- [Activity]:
Each line below containing the word "запятую" needs to be shown.

- [Extracted material]:

- - - - - - -

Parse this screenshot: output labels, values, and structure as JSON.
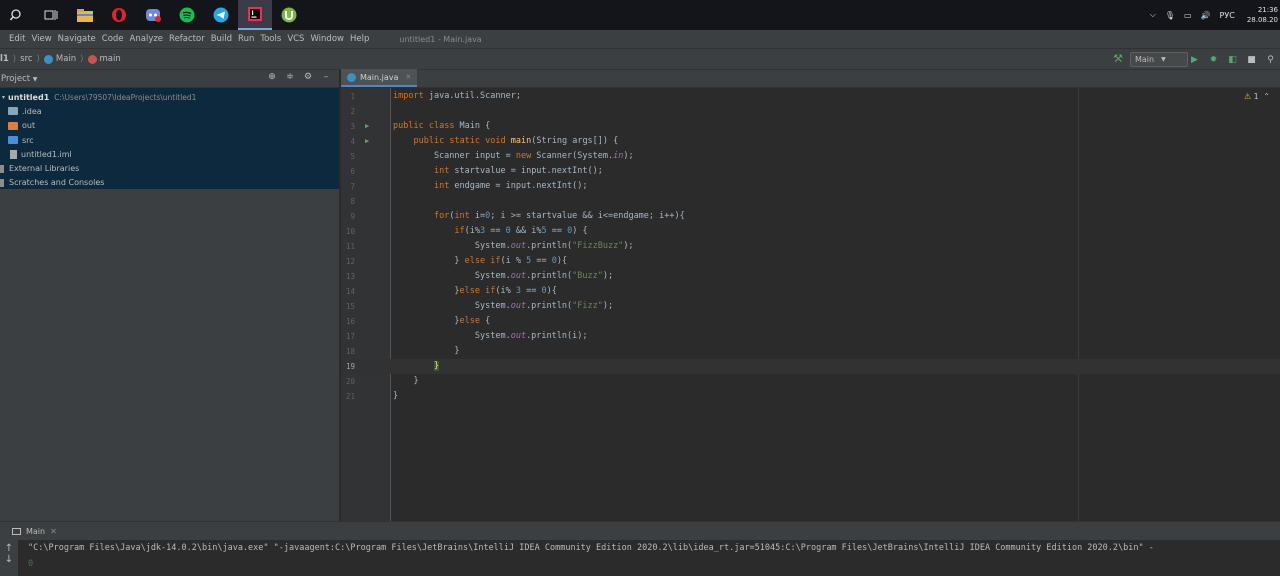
{
  "taskbar": {
    "apps": [
      "search",
      "task-view",
      "explorer",
      "opera",
      "discord",
      "spotify",
      "telegram",
      "intellij",
      "torrent"
    ],
    "lang": "РУС",
    "time": "21:36",
    "date": "28.08.20"
  },
  "menu": {
    "items": [
      "Edit",
      "View",
      "Navigate",
      "Code",
      "Analyze",
      "Refactor",
      "Build",
      "Run",
      "Tools",
      "VCS",
      "Window",
      "Help"
    ],
    "window_title": "untitled1 - Main.java"
  },
  "nav": {
    "project": "l1",
    "src": "src",
    "cls": "Main",
    "method": "main",
    "run_config": "Main"
  },
  "project": {
    "title": "Project",
    "root": "untitled1",
    "root_path": "C:\\Users\\79507\\IdeaProjects\\untitled1",
    "items": [
      ".idea",
      "out",
      "src",
      "untitled1.iml"
    ],
    "ext_libs": "External Libraries",
    "scratches": "Scratches and Consoles"
  },
  "editor": {
    "tab": "Main.java",
    "warnings": "1",
    "lines": [
      "import java.util.Scanner;",
      "",
      "public class Main {",
      "    public static void main(String args[]) {",
      "        Scanner input = new Scanner(System.in);",
      "        int startvalue = input.nextInt();",
      "        int endgame = input.nextInt();",
      "",
      "        for(int i=0; i >= startvalue && i<=endgame; i++){",
      "            if(i%3 == 0 && i%5 == 0) {",
      "                System.out.println(\"FizzBuzz\");",
      "            } else if(i % 5 == 0){",
      "                System.out.println(\"Buzz\");",
      "            }else if(i% 3 == 0){",
      "                System.out.println(\"Fizz\");",
      "            }else {",
      "                System.out.println(i);",
      "            }",
      "        }",
      "    }",
      "}"
    ],
    "current_line": 19
  },
  "run": {
    "tab": "Main",
    "command": "\"C:\\Program Files\\Java\\jdk-14.0.2\\bin\\java.exe\" \"-javaagent:C:\\Program Files\\JetBrains\\IntelliJ IDEA Community Edition 2020.2\\lib\\idea_rt.jar=51045:C:\\Program Files\\JetBrains\\IntelliJ IDEA Community Edition 2020.2\\bin\" -",
    "second": "0"
  },
  "colors": {
    "keyword": "#cc7832",
    "string": "#6a8759",
    "number": "#6897bb",
    "selection": "#0d293e"
  }
}
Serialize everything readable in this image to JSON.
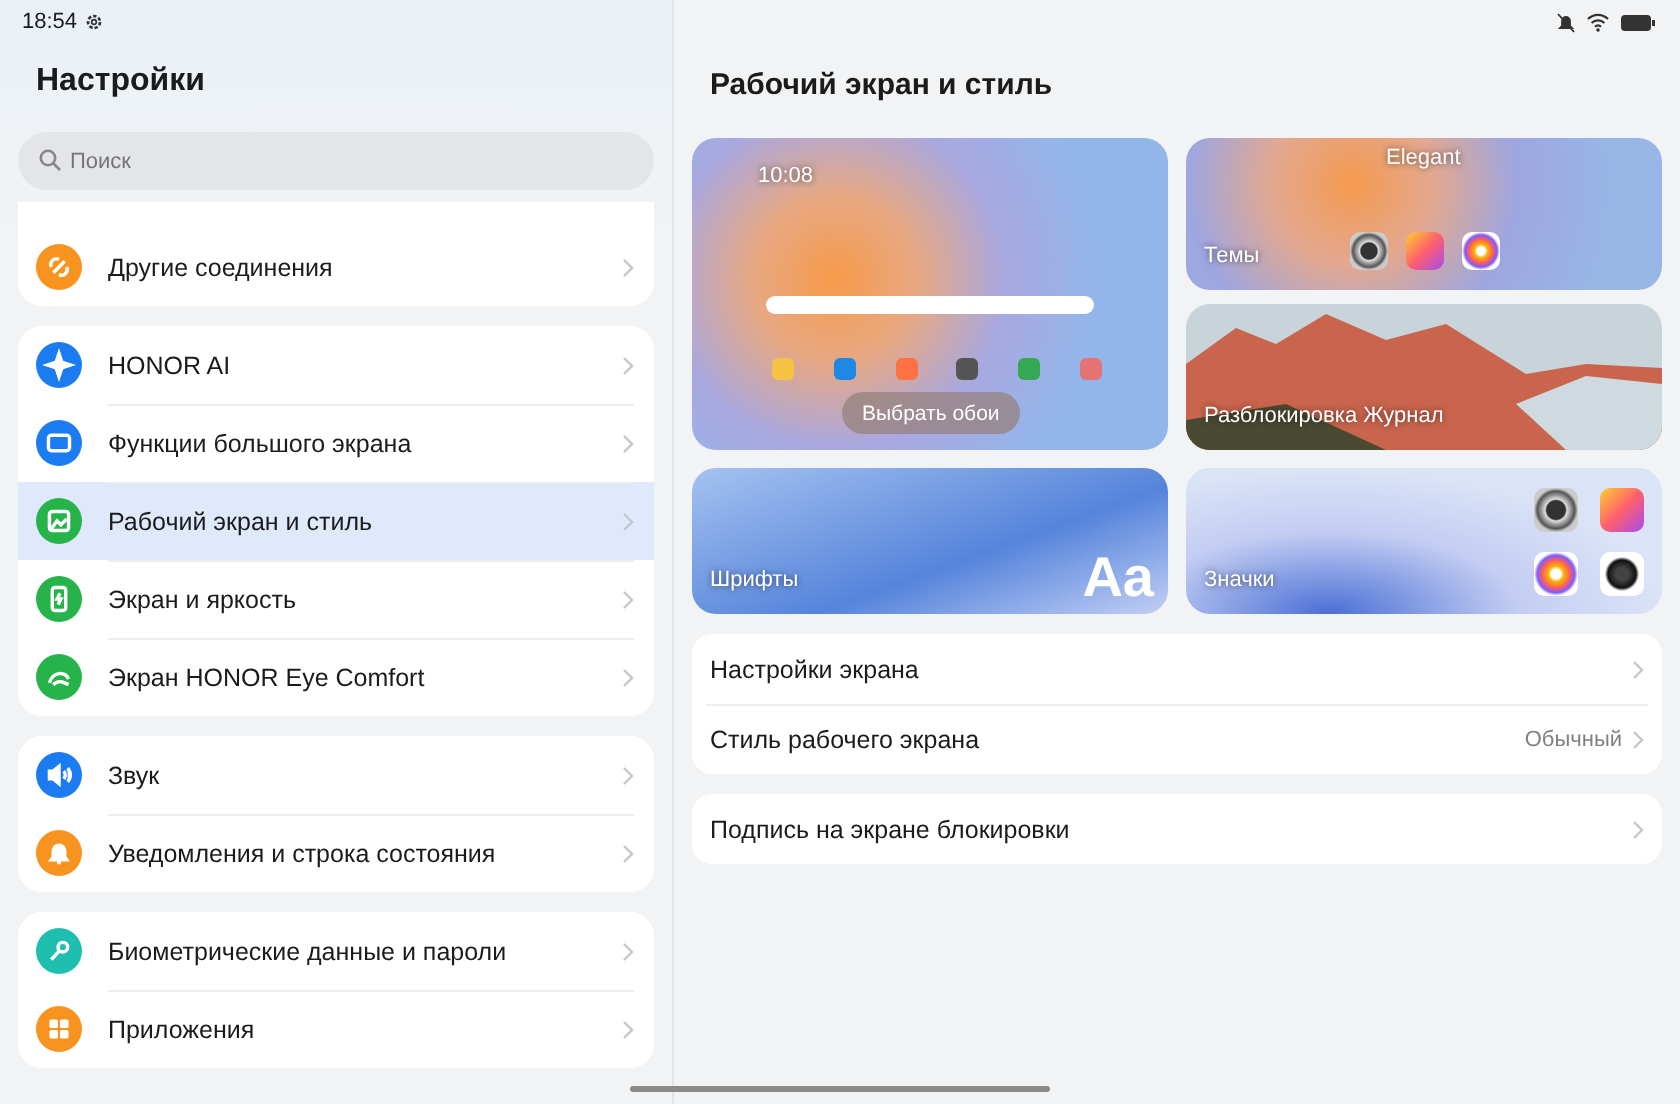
{
  "status_bar": {
    "time": "18:54"
  },
  "sidebar": {
    "title": "Настройки",
    "search": {
      "placeholder": "Поиск"
    },
    "groups": [
      {
        "items": [
          {
            "label": "Другие соединения",
            "color": "#f7931e",
            "selected": false
          }
        ]
      },
      {
        "items": [
          {
            "label": "HONOR AI",
            "color": "#1a7cf0",
            "selected": false
          },
          {
            "label": "Функции большого экрана",
            "color": "#1a7cf0",
            "selected": false
          },
          {
            "label": "Рабочий экран и стиль",
            "color": "#26b34a",
            "selected": true
          },
          {
            "label": "Экран и яркость",
            "color": "#26b34a",
            "selected": false
          },
          {
            "label": "Экран HONOR Eye Comfort",
            "color": "#26b34a",
            "selected": false
          }
        ]
      },
      {
        "items": [
          {
            "label": "Звук",
            "color": "#1a7cf0",
            "selected": false
          },
          {
            "label": "Уведомления и строка состояния",
            "color": "#f7931e",
            "selected": false
          }
        ]
      },
      {
        "items": [
          {
            "label": "Биометрические данные и пароли",
            "color": "#1fbfb0",
            "selected": false
          },
          {
            "label": "Приложения",
            "color": "#f7931e",
            "selected": false
          }
        ]
      }
    ]
  },
  "main": {
    "title": "Рабочий экран и стиль",
    "wallpaper": {
      "clock": "10:08",
      "button": "Выбрать обои"
    },
    "themes": {
      "theme_name": "Elegant",
      "label": "Темы"
    },
    "magazine": {
      "label": "Разблокировка Журнал"
    },
    "fonts": {
      "label": "Шрифты",
      "sample": "Aa"
    },
    "icons": {
      "label": "Значки"
    },
    "settings_groups": [
      {
        "rows": [
          {
            "label": "Настройки экрана"
          },
          {
            "label": "Стиль рабочего экрана",
            "value": "Обычный"
          }
        ]
      },
      {
        "rows": [
          {
            "label": "Подпись на экране блокировки"
          }
        ]
      }
    ]
  }
}
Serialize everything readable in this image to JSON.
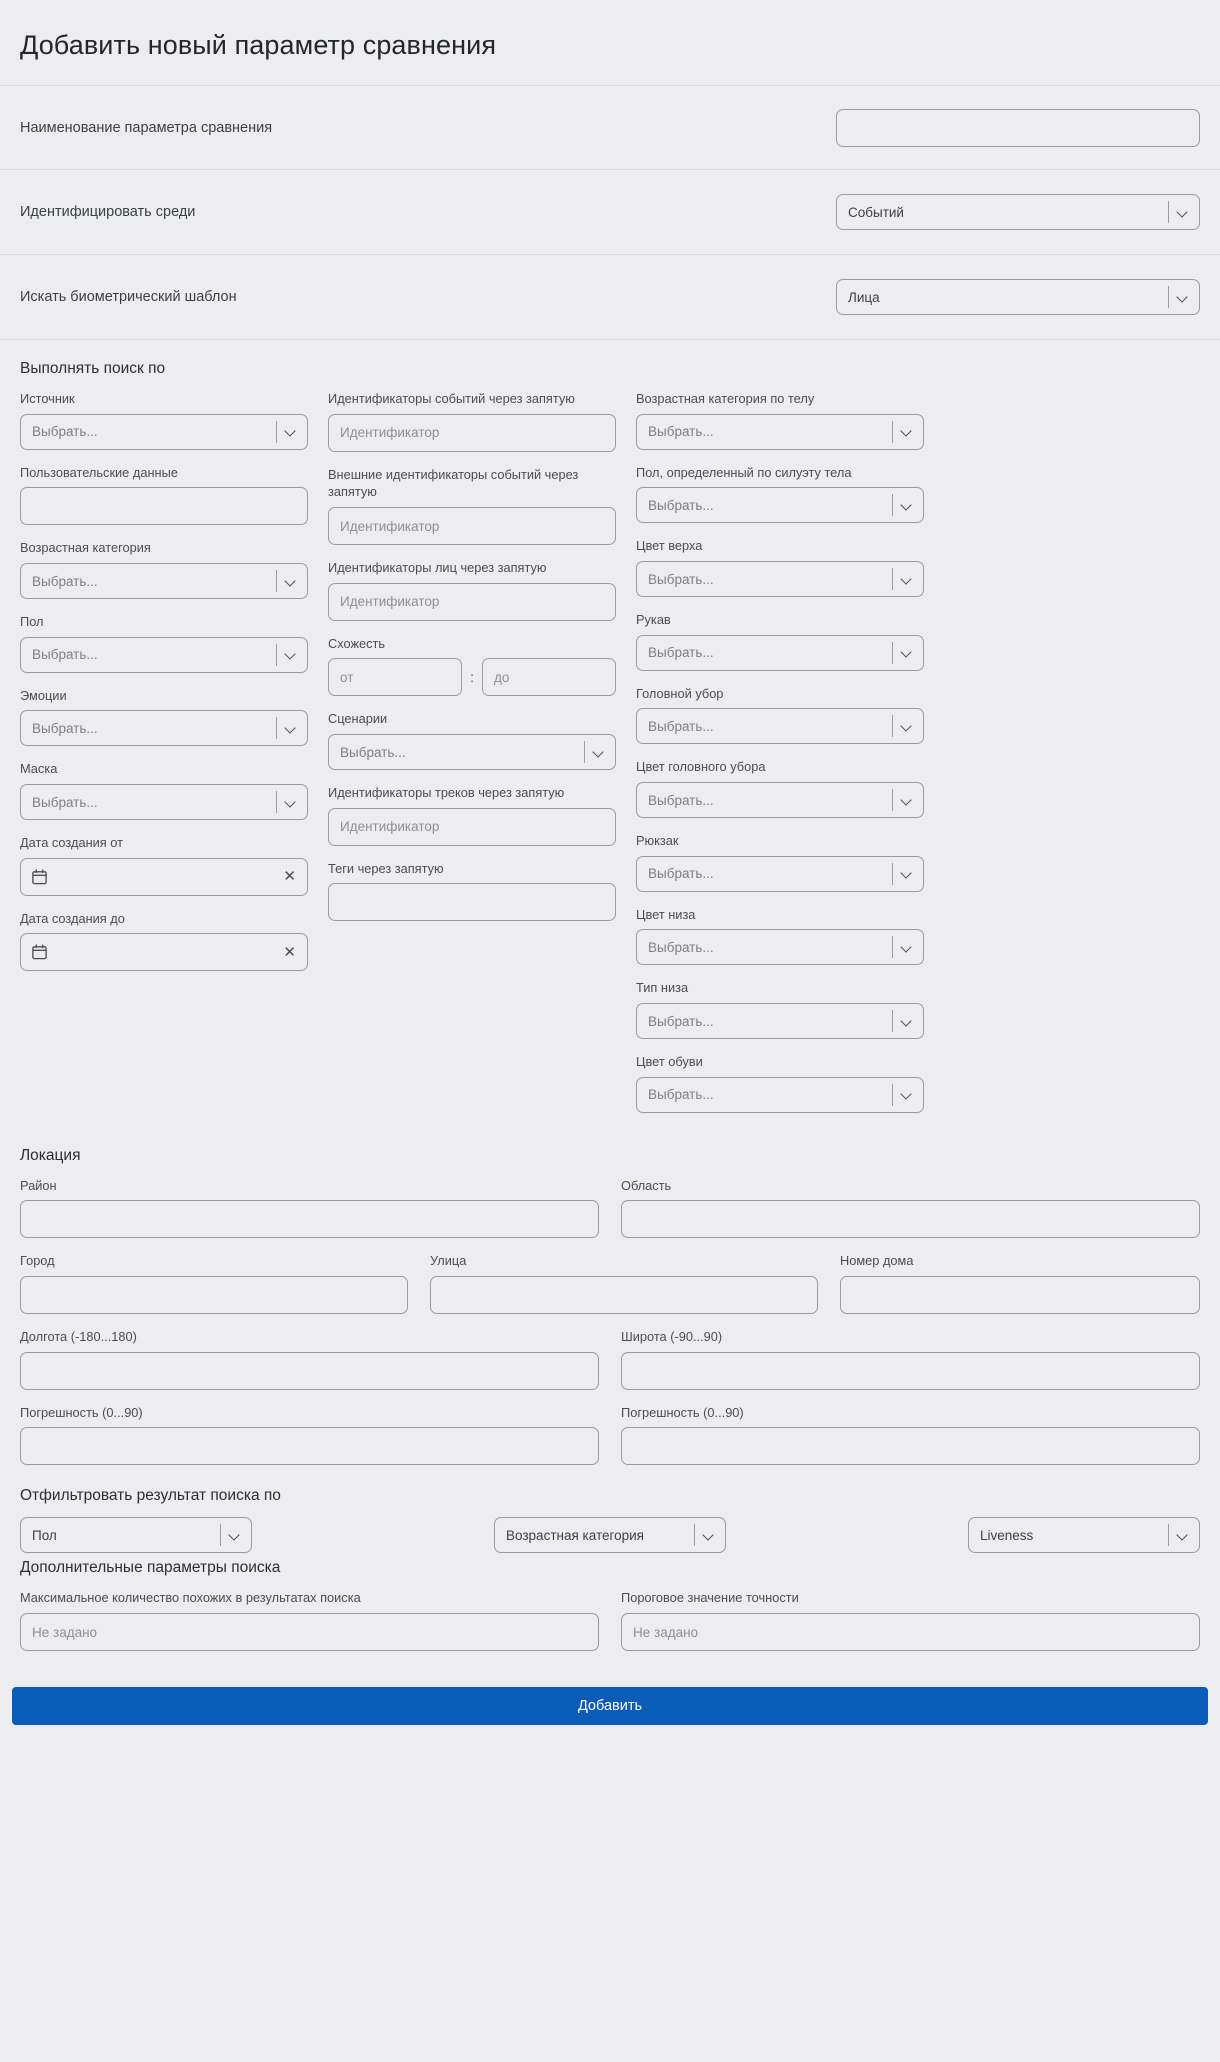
{
  "page": {
    "title": "Добавить новый параметр сравнения"
  },
  "top_rows": [
    {
      "label": "Наименование параметра сравнения",
      "control": "input",
      "value": "",
      "placeholder": ""
    },
    {
      "label": "Идентифицировать среди",
      "control": "select",
      "value": "Событий"
    },
    {
      "label": "Искать биометрический шаблон",
      "control": "select",
      "value": "Лица"
    }
  ],
  "search_section": {
    "title": "Выполнять поиск по",
    "col_left": [
      {
        "label": "Источник",
        "type": "select",
        "value": "Выбрать..."
      },
      {
        "label": "Пользовательские данные",
        "type": "input",
        "placeholder": ""
      },
      {
        "label": "Возрастная категория",
        "type": "select",
        "value": "Выбрать..."
      },
      {
        "label": "Пол",
        "type": "select",
        "value": "Выбрать..."
      },
      {
        "label": "Эмоции",
        "type": "select",
        "value": "Выбрать..."
      },
      {
        "label": "Маска",
        "type": "select",
        "value": "Выбрать..."
      },
      {
        "label": "Дата создания от",
        "type": "date",
        "value": ""
      },
      {
        "label": "Дата создания до",
        "type": "date",
        "value": ""
      }
    ],
    "col_middle": [
      {
        "label": "Идентификаторы событий через запятую",
        "type": "input",
        "placeholder": "Идентификатор"
      },
      {
        "label": "Внешние идентификаторы событий через запятую",
        "type": "input",
        "placeholder": "Идентификатор"
      },
      {
        "label": "Идентификаторы лиц через запятую",
        "type": "input",
        "placeholder": "Идентификатор"
      },
      {
        "label": "Схожесть",
        "type": "range",
        "placeholder_from": "от",
        "placeholder_to": "до",
        "separator": ":"
      },
      {
        "label": "Сценарии",
        "type": "select",
        "value": "Выбрать..."
      },
      {
        "label": "Идентификаторы треков через запятую",
        "type": "input",
        "placeholder": "Идентификатор"
      },
      {
        "label": "Теги через запятую",
        "type": "input",
        "placeholder": ""
      }
    ],
    "col_right": [
      {
        "label": "Возрастная категория по телу",
        "type": "select",
        "value": "Выбрать..."
      },
      {
        "label": "Пол, определенный по силуэту тела",
        "type": "select",
        "value": "Выбрать..."
      },
      {
        "label": "Цвет верха",
        "type": "select",
        "value": "Выбрать..."
      },
      {
        "label": "Рукав",
        "type": "select",
        "value": "Выбрать..."
      },
      {
        "label": "Головной убор",
        "type": "select",
        "value": "Выбрать..."
      },
      {
        "label": "Цвет головного убора",
        "type": "select",
        "value": "Выбрать..."
      },
      {
        "label": "Рюкзак",
        "type": "select",
        "value": "Выбрать..."
      },
      {
        "label": "Цвет низа",
        "type": "select",
        "value": "Выбрать..."
      },
      {
        "label": "Тип низа",
        "type": "select",
        "value": "Выбрать..."
      },
      {
        "label": "Цвет обуви",
        "type": "select",
        "value": "Выбрать..."
      }
    ]
  },
  "location": {
    "title": "Локация",
    "row1": [
      {
        "label": "Район",
        "value": ""
      },
      {
        "label": "Область",
        "value": ""
      }
    ],
    "row2": [
      {
        "label": "Город",
        "value": ""
      },
      {
        "label": "Улица",
        "value": ""
      },
      {
        "label": "Номер дома",
        "value": ""
      }
    ],
    "row3": [
      {
        "label": "Долгота (-180...180)",
        "value": ""
      },
      {
        "label": "Широта (-90...90)",
        "value": ""
      }
    ],
    "row4": [
      {
        "label": "Погрешность (0...90)",
        "value": ""
      },
      {
        "label": "Погрешность (0...90)",
        "value": ""
      }
    ]
  },
  "filter_section": {
    "title": "Отфильтровать результат поиска по",
    "selects": [
      {
        "value": "Пол"
      },
      {
        "value": "Возрастная категория"
      },
      {
        "value": "Liveness"
      }
    ]
  },
  "extra_section": {
    "title": "Дополнительные параметры поиска",
    "fields": [
      {
        "label": "Максимальное количество похожих в результатах поиска",
        "placeholder": "Не задано",
        "value": ""
      },
      {
        "label": "Пороговое значение точности",
        "placeholder": "Не задано",
        "value": ""
      }
    ]
  },
  "footer": {
    "submit_label": "Добавить",
    "accent_color": "#0a5cb8"
  }
}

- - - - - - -

- [Written response]:
        "label": "Идентификаторы событий через запятую",
        "label": "Внешние идентификаторы событий через запятую",
        "label": "Идентификаторы лиц через запятую",
        "label": "Идентификаторы треков через запятую",
        "label": "Теги через запятую",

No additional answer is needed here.